## [What is expected]
All lines in the entries below that hold "este" make up the answer.

.....

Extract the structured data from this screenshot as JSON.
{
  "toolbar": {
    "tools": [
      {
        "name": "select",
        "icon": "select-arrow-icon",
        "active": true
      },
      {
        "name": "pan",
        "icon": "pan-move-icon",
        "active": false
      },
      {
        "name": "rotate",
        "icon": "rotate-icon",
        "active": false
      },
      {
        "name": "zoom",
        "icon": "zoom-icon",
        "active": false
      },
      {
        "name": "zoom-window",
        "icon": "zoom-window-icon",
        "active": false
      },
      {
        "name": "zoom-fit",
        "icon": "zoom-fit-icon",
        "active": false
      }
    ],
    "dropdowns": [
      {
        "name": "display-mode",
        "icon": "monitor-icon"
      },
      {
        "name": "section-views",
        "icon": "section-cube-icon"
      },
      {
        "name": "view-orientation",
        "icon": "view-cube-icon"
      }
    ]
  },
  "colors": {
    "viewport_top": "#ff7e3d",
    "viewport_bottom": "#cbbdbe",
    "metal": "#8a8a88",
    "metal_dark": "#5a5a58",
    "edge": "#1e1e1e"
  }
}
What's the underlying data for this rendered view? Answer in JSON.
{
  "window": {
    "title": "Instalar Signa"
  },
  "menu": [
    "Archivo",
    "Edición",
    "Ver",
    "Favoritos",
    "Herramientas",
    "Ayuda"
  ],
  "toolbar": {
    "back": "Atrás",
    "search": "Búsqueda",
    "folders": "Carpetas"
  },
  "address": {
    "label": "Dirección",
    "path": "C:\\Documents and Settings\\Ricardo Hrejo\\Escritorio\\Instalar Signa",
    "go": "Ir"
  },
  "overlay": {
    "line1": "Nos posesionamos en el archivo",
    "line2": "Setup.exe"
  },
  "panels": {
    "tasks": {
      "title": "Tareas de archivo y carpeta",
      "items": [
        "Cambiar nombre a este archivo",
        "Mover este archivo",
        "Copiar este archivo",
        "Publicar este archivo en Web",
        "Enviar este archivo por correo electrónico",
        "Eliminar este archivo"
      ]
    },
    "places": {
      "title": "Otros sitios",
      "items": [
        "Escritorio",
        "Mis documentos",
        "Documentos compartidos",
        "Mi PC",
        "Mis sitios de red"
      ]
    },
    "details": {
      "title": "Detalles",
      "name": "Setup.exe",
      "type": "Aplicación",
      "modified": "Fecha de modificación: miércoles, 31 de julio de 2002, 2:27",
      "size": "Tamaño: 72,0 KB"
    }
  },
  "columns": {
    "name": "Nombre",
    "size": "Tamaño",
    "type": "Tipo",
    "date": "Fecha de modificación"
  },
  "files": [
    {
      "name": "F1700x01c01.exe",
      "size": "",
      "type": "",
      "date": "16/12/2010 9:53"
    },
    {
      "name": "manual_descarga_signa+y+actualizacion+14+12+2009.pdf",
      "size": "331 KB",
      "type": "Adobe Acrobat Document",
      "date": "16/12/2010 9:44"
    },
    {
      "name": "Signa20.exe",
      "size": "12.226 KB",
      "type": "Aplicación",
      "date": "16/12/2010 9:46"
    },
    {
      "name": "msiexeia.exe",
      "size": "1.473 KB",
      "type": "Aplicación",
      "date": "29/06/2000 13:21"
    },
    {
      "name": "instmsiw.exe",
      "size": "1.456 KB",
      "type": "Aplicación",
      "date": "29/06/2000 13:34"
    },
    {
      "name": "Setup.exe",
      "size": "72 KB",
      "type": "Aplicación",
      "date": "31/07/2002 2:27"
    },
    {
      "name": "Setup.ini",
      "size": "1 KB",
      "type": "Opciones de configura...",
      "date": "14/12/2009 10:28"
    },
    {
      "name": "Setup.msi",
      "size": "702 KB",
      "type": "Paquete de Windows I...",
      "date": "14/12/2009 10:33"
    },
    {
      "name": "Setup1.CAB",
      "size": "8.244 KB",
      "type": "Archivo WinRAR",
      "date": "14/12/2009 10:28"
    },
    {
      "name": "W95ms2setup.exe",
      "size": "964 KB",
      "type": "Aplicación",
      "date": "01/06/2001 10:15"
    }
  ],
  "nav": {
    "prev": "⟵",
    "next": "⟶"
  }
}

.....

## [Response to the task]
        "Cambiar nombre a este archivo",
        "Mover este archivo",
        "Copiar este archivo",
        "Publicar este archivo en Web",
        "Enviar este archivo por correo electrónico",
        "Eliminar este archivo"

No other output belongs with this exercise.